“I guess I haven’t thought that far ahead, sir.” I replied softly, realizing for the first time that I was not only accountable for my actions, but for the affects my actions would have on my future.
“What do you think, Sergeant Major Stevens?” The Colonel asked, watching him rub his chin.
“He is a little rough around the edges, but he has the look that could blend in with about any of them and it sounds like he has the tenacity to get the job done.”
“We have a mission for you that is highly unorthodox. It will put you through a highly modified Ranger course. If you choose to accept it, your record will be wiped clean and you will never see a courtroom over your latest transgression.”
“What’s the catch?” I asked wondering what they wanted from me that would be worth so much to them.
“You will only have two months of training in an undisclosed desert location. You will live off of goat meat and dried dates. You will live, eat, and sleep with the six men that will be with you on the mission. You will learn to speak as much Kurdi as possible in that time. When you deploy for your mission, you will not be wearing your Army Uniform.”
“Will I be issued an Iraqi
Uniform then?” I wondered aloud, not sure if I liked where this was heading.
“The clothing we have seen worn by the Iraqi troops makes a mockery of the word uniform. But you will be given something that will pass for one.”
“What’s the assignment, sir?” I asked, realizing that this was sounding more and more like a suicide mission.
“I can’t tell you that, son. The only other thing I can tell you before you make your decision is how long you will be on the mission. We are asking for two weeks. Just two weeks worth of work and you get a brand new start.”
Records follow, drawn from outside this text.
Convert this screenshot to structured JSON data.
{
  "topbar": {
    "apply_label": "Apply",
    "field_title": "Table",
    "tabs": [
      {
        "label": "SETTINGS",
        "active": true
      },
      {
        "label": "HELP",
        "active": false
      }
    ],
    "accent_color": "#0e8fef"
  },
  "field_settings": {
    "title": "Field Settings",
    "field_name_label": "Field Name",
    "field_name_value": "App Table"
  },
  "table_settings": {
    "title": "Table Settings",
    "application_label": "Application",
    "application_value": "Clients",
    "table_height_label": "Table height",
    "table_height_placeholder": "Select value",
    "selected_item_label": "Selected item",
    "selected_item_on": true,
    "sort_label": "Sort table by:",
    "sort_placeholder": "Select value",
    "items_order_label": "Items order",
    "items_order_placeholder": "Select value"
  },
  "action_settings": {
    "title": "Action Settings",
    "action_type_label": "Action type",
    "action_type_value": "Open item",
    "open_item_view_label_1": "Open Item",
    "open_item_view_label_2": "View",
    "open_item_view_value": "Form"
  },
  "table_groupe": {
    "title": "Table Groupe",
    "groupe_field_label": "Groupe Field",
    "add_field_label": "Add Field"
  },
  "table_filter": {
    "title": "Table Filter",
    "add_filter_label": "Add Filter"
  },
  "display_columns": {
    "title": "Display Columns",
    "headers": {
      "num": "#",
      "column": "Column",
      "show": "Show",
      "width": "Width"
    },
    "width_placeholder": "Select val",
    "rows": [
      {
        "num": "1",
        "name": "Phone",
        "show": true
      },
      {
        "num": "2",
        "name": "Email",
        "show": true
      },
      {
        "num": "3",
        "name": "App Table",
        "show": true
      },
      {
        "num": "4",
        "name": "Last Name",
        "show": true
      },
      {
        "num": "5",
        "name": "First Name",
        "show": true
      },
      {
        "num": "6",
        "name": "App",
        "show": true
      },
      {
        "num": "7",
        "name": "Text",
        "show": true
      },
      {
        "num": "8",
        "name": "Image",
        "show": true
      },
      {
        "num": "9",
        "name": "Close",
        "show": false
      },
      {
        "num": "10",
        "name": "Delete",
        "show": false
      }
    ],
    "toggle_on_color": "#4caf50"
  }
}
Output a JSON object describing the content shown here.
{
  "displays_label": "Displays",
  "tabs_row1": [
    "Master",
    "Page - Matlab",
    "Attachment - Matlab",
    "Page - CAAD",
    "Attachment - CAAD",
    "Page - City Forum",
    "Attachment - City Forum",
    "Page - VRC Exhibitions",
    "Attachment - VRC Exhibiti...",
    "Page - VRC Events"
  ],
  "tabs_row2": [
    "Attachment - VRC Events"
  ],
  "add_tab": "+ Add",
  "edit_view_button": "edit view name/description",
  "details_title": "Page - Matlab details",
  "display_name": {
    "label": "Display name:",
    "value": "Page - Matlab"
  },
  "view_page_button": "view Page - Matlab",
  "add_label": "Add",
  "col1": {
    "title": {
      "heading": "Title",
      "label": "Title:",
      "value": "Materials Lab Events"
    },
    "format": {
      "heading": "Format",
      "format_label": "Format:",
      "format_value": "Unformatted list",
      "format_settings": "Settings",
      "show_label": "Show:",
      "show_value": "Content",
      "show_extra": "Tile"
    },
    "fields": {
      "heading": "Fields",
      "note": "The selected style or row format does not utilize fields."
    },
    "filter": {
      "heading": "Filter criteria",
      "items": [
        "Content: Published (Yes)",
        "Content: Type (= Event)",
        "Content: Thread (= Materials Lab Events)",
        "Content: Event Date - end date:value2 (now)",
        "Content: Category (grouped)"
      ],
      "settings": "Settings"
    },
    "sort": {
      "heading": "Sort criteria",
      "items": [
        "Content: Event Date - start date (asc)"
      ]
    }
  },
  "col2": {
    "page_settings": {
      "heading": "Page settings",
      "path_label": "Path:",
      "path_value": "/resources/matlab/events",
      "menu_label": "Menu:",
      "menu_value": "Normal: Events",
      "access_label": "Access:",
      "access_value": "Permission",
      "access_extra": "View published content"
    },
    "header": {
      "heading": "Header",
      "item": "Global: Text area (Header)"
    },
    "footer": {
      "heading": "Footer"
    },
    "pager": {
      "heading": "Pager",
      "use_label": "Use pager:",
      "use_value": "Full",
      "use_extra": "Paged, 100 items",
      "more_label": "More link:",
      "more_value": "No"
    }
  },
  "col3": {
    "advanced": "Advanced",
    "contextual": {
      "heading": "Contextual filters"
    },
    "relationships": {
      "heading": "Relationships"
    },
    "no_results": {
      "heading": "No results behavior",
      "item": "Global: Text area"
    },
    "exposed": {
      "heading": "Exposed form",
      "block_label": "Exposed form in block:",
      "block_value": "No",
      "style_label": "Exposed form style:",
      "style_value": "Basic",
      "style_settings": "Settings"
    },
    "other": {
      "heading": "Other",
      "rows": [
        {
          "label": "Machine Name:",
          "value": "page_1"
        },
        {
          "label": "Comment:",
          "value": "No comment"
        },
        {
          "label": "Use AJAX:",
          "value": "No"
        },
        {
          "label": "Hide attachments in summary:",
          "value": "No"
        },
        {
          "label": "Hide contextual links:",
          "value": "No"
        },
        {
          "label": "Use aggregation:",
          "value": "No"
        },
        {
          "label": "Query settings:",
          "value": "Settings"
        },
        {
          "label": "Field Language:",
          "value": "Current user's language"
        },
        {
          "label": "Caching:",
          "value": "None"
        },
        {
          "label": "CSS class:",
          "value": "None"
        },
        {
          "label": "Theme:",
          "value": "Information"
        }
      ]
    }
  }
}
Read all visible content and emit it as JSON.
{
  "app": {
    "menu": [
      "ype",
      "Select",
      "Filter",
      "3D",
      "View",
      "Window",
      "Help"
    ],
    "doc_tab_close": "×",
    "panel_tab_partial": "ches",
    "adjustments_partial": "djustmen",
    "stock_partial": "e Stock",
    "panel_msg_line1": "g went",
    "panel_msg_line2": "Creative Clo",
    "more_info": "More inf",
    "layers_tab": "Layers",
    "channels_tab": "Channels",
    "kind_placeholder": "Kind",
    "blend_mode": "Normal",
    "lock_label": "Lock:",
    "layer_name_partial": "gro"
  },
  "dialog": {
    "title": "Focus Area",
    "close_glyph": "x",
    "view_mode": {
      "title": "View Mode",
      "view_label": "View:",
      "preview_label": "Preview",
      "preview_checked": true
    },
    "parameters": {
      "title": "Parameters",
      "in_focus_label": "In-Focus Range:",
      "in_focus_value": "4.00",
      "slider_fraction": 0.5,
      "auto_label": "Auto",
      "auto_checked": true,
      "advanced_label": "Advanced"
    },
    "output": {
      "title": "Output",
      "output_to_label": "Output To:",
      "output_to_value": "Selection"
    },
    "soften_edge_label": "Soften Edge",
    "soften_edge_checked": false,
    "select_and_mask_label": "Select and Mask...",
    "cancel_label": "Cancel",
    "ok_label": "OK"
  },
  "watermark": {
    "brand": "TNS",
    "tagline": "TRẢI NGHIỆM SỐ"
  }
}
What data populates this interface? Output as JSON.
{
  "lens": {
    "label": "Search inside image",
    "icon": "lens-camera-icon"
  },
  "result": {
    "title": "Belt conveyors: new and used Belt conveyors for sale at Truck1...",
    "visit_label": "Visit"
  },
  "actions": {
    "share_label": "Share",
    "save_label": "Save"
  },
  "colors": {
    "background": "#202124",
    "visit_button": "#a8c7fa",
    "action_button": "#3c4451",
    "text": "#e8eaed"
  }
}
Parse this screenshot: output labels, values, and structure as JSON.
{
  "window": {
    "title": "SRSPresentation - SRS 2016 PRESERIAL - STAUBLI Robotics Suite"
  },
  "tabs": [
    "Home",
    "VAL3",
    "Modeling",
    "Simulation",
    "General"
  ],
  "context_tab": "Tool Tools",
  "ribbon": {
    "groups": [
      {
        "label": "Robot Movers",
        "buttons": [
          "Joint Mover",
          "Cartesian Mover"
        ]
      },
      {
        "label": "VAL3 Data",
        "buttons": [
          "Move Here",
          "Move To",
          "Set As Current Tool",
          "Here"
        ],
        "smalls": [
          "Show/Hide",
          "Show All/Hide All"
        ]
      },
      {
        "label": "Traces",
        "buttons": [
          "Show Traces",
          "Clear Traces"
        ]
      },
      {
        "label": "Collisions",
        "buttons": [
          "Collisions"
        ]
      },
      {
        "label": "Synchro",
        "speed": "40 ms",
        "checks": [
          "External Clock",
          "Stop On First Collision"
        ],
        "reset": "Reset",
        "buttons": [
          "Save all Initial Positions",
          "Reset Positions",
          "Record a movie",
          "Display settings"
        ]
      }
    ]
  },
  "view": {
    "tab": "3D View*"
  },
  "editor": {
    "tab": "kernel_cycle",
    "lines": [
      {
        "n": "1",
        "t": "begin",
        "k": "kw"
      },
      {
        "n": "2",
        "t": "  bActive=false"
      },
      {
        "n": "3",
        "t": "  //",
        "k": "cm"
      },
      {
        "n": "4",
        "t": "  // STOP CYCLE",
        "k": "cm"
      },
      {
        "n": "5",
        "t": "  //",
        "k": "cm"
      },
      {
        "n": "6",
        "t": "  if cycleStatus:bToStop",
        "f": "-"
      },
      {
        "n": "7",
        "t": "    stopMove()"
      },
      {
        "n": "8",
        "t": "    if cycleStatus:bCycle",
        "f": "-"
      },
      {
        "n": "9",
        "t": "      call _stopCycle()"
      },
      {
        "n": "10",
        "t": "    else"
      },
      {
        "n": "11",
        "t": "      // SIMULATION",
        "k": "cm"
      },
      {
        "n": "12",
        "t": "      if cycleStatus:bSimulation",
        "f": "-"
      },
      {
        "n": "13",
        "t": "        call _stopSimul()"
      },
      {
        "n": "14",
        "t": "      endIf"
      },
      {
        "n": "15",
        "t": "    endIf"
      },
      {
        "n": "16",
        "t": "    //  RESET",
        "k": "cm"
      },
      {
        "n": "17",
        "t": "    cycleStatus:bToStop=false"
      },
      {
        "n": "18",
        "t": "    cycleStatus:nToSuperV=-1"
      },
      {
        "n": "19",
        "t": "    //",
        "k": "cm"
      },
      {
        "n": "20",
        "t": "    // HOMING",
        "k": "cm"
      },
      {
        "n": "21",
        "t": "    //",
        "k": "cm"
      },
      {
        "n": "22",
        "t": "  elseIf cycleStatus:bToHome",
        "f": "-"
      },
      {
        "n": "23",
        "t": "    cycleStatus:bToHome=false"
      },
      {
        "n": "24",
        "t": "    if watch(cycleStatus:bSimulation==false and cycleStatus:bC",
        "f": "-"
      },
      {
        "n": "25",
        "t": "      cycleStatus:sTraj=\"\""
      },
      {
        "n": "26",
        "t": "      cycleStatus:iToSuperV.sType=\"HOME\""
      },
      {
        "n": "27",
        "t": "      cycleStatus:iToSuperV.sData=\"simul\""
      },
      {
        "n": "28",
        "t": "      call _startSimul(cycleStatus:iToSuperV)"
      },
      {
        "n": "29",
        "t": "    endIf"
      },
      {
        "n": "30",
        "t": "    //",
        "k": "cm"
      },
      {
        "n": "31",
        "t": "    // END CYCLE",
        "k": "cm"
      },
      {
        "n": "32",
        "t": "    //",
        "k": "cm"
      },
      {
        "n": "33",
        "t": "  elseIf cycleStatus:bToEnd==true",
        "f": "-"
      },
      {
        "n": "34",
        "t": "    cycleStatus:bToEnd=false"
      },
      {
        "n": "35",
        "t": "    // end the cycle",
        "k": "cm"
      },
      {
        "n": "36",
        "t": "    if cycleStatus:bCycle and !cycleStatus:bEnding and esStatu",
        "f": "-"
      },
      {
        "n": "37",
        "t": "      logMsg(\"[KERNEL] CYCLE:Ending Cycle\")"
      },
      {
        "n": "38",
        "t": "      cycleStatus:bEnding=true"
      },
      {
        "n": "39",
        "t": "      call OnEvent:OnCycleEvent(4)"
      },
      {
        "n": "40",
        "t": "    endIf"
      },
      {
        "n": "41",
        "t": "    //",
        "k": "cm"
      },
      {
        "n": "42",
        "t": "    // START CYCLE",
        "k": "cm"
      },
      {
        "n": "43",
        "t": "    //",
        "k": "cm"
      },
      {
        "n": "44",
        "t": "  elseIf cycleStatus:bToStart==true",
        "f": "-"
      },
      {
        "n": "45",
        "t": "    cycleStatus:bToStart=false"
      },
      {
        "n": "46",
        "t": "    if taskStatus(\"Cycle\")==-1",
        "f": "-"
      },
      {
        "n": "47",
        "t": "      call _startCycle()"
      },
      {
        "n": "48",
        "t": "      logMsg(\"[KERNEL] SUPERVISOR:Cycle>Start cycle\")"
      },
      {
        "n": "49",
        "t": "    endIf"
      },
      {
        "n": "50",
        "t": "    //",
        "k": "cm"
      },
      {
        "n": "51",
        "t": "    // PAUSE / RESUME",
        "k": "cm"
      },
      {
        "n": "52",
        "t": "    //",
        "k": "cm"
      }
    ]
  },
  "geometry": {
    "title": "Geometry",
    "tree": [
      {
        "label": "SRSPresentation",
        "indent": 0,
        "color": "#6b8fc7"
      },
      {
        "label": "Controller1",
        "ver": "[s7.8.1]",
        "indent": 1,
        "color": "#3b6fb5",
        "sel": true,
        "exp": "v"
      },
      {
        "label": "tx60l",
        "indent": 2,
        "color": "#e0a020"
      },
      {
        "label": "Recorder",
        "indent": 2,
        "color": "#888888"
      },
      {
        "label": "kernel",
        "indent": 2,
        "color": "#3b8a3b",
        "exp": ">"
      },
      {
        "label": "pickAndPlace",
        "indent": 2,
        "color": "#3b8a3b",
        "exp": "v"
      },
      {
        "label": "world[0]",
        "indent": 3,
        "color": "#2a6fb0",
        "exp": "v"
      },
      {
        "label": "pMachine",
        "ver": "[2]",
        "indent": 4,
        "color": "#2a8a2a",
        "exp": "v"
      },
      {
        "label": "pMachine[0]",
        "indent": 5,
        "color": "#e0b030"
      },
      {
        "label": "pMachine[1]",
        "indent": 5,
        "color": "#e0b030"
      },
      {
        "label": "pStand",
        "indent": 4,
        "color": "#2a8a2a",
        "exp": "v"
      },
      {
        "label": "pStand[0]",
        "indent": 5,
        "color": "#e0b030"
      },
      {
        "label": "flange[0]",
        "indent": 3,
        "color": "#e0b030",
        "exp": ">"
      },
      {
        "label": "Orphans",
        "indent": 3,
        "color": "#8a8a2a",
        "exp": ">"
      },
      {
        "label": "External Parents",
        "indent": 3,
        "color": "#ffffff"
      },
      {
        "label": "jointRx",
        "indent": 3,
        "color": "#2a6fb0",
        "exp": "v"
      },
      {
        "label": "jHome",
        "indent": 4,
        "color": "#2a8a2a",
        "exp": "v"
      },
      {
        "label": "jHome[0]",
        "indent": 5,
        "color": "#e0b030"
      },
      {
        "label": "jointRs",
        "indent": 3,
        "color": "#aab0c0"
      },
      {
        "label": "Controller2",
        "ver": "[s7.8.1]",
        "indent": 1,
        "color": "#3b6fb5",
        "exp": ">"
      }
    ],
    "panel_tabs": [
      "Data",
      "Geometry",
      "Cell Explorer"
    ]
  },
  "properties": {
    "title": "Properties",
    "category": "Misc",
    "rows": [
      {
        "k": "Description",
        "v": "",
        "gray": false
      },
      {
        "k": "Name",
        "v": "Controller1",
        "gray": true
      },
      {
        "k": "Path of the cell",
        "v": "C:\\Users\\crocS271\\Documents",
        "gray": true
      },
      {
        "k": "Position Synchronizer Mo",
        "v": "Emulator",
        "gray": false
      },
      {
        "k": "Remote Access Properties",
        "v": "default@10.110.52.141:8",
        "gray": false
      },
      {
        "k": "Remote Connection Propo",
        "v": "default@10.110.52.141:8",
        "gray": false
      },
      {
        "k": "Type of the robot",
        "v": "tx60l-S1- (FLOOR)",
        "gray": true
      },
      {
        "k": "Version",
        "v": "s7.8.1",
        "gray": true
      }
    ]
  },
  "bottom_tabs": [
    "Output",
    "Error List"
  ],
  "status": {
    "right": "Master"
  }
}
So I must decide between a life with no future and a life that will probably be cut short. I wondered what I would be doing for those two weeks. Oh well, sanity has never been my strong point.
“Put me in coach, I’m ready to play!”
Labels: short story